In the past, the Cardinals have gotten a lot of value from their large contracts. Jim Edmonds may be inducted into the Hall of Fame via veterans committee in the future. Scott Rolen’s support from the BBWAA has been growing each year and he may be inducted relatively soon. Albert Pujols will certainly make it during his first year of eligibility. Matt Holliday was consistently one of the best players on the team during his contract. One notable similarity between these players is they were all 30 or younger when they signed their contracts. There is still a good chance that Paul Goldschmidt will be held in high regard along with these other hitters after his contract ends, but most of the other large signings of players older than 30 in recent years have not gone as well so far. Due to the nature of arbitration, it is somewhat rare when players become available much earlier than that, however, some of the players that were acquired had been free agents already, so there have been younger options. The Cardinals exact motive will likely never be public knowledge, but it’s possible they may be more interested in veteran players for their experience. In any case, the large contracts with younger players have a better track record for the team in recent history and all else being equal have made them better than the alternative. The bottom line is that while the Cardinals may be willing to spend, they have often failed to capitalize and have used their payroll less effectively than they could have.

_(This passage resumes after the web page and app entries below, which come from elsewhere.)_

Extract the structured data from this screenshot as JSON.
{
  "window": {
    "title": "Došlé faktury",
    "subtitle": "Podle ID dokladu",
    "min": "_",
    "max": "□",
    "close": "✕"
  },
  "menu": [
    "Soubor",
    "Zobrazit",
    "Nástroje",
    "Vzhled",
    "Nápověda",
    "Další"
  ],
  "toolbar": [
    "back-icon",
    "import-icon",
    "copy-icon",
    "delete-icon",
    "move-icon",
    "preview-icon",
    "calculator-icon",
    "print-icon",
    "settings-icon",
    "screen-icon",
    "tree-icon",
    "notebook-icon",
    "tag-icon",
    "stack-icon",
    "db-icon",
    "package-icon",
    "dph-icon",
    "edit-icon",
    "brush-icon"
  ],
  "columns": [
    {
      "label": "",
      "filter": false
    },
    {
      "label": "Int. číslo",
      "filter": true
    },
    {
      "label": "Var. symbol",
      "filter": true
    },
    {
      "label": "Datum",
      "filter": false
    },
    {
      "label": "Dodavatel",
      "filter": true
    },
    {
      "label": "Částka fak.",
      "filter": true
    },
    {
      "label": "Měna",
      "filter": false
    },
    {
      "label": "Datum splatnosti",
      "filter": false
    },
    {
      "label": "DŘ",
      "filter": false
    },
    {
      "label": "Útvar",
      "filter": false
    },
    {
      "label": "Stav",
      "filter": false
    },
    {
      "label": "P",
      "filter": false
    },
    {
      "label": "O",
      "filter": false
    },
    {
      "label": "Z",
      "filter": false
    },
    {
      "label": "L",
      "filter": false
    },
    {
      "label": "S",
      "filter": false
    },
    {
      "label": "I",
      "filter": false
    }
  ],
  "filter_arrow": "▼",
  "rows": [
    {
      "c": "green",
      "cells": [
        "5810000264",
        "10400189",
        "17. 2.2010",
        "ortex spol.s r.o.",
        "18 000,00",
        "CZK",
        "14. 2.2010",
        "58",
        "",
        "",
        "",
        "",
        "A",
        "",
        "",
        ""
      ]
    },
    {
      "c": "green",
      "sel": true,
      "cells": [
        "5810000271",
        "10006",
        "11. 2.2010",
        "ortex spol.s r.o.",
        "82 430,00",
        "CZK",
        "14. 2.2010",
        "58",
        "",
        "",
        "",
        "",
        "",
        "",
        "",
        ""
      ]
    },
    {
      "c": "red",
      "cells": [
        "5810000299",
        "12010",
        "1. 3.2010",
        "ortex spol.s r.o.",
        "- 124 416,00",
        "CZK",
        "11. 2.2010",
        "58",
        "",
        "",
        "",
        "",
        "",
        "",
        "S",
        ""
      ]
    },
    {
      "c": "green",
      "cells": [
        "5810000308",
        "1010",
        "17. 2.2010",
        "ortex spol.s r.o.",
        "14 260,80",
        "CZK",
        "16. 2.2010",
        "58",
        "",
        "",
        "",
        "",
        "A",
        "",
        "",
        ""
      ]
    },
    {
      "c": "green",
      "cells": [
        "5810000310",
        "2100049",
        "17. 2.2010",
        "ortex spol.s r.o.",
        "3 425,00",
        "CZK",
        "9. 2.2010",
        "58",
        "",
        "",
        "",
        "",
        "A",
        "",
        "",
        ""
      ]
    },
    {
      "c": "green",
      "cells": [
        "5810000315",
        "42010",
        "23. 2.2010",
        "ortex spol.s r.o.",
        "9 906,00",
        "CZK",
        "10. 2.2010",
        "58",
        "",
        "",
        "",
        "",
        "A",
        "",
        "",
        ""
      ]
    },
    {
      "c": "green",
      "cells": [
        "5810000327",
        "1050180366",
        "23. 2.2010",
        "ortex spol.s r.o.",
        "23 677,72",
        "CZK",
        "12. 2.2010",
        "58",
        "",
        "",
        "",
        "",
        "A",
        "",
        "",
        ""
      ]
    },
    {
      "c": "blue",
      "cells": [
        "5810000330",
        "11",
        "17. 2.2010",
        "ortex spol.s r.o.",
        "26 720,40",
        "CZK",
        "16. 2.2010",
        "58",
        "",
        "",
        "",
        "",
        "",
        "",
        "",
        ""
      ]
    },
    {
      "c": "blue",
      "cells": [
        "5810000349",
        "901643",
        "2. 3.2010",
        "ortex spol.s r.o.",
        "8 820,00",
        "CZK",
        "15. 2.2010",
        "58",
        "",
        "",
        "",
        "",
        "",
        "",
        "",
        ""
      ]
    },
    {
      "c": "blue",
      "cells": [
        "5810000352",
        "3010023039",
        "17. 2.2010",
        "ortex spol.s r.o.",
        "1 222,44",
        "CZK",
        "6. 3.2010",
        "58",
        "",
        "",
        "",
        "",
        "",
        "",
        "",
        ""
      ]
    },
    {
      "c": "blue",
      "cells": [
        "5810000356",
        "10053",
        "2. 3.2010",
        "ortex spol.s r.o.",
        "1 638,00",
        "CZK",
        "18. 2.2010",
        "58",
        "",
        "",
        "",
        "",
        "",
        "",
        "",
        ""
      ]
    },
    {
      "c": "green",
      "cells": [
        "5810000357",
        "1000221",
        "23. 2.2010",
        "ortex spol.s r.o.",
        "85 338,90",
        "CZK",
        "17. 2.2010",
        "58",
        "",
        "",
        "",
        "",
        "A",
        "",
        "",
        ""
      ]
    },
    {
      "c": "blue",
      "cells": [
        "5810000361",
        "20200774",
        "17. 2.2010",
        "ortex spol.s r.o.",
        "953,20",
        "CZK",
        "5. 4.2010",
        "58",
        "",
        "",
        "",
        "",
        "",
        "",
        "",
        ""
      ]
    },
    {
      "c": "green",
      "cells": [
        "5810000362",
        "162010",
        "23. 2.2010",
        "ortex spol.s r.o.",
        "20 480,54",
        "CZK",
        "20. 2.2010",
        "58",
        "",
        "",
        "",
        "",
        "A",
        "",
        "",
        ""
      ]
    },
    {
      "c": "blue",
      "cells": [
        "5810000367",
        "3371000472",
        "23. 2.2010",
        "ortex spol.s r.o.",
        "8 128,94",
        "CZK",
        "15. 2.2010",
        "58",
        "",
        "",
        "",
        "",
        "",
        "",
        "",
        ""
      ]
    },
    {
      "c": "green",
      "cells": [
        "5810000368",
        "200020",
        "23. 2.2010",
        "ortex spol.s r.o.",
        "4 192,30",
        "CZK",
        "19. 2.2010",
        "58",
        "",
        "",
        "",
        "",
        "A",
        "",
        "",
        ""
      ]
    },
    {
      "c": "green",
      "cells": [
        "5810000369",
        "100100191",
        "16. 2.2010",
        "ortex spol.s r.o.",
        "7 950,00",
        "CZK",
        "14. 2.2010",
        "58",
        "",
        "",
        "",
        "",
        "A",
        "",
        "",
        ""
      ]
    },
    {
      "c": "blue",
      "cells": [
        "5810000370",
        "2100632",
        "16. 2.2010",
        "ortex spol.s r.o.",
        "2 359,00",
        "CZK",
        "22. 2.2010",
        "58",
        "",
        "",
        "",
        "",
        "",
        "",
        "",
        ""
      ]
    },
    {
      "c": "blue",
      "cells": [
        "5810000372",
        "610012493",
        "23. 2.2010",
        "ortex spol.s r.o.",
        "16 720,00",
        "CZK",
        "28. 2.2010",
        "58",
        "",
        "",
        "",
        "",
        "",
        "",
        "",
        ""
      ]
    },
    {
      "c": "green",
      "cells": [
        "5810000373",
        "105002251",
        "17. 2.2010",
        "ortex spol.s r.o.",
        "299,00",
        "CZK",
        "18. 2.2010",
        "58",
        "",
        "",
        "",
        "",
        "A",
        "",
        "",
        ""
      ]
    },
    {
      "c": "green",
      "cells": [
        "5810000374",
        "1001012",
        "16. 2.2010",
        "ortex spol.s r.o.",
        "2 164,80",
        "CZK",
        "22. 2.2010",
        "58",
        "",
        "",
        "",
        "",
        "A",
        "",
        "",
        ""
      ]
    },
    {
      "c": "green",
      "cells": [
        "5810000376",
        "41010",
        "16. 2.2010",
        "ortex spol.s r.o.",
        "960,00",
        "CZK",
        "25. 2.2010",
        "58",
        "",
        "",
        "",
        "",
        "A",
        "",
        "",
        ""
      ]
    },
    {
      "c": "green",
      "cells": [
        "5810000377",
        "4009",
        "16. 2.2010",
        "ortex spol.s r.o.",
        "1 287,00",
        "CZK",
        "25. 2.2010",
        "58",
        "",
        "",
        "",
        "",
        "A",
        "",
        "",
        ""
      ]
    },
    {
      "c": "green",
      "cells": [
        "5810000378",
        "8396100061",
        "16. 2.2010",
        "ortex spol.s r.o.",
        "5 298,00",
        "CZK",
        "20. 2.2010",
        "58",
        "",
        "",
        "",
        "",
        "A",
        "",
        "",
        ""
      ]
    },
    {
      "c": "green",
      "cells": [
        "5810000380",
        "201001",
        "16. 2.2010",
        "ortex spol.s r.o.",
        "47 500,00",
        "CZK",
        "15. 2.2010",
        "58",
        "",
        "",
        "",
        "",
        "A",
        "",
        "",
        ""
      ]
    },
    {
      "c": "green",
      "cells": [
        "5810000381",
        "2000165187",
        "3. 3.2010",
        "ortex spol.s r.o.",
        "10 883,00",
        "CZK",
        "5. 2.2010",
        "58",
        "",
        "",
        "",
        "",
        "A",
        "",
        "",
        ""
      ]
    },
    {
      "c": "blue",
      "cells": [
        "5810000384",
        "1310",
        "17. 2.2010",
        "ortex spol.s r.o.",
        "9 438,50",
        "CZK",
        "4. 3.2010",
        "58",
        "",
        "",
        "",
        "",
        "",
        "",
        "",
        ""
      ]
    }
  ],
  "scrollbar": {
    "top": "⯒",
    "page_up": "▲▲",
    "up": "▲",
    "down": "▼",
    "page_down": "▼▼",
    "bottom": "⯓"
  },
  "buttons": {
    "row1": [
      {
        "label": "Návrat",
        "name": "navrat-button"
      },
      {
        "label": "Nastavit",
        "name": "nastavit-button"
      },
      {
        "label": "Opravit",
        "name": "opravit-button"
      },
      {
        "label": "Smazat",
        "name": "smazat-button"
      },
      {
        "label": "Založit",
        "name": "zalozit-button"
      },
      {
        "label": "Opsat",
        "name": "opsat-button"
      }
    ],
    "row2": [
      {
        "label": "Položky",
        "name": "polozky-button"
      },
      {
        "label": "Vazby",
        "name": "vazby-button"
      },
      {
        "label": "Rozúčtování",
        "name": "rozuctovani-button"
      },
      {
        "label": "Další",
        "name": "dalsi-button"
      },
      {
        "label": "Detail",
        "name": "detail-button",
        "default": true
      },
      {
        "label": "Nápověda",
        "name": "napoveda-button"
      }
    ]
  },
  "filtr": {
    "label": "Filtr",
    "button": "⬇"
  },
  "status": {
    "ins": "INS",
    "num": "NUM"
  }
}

Statistics courtesy of FanGraphs and Baseball Reference.
Featured Photo: Cardinals / Twitter